> ABOUT THIS TASK
Looking at the records below, state how many lines include the string "Pincha" and add nothing further.

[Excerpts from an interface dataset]
--*--
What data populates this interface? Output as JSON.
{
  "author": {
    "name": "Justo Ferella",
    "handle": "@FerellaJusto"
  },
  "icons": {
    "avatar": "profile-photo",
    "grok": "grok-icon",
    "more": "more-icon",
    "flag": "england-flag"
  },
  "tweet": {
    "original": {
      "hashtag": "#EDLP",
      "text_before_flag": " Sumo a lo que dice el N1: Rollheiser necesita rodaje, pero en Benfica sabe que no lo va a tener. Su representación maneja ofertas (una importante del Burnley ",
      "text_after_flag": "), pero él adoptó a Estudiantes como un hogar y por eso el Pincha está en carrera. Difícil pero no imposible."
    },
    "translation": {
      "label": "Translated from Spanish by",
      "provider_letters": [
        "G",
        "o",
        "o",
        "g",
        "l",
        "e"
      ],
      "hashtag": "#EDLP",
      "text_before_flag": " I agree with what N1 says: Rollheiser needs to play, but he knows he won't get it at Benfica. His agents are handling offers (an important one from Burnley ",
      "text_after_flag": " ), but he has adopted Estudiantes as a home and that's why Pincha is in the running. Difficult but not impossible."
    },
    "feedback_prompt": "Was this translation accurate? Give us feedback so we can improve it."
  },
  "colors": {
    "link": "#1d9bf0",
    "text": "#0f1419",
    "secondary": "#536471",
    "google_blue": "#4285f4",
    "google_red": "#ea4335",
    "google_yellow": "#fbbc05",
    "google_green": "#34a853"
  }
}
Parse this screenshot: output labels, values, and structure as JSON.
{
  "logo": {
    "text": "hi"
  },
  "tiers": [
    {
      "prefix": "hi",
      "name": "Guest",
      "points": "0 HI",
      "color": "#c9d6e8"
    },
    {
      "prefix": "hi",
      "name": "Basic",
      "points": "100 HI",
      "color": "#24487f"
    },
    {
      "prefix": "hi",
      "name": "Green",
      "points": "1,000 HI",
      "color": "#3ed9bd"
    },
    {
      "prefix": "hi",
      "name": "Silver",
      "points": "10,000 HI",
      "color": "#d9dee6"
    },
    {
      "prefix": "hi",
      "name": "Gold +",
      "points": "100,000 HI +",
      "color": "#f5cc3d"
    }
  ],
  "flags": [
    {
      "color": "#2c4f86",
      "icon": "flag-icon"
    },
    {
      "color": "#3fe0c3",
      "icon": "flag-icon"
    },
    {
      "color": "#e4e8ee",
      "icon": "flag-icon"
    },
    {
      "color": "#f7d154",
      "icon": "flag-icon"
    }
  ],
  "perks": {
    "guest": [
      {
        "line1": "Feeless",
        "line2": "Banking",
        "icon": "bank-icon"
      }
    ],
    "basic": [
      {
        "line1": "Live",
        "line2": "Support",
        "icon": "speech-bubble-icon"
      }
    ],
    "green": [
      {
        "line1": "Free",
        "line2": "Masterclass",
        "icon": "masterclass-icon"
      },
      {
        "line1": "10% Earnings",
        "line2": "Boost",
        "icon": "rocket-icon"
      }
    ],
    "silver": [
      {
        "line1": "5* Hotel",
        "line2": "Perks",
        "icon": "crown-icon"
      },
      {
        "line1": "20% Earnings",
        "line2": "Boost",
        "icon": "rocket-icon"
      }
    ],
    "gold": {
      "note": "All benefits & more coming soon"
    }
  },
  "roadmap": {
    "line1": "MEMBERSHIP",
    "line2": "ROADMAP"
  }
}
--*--
> SOLUTION FOR THIS EXERCISE
2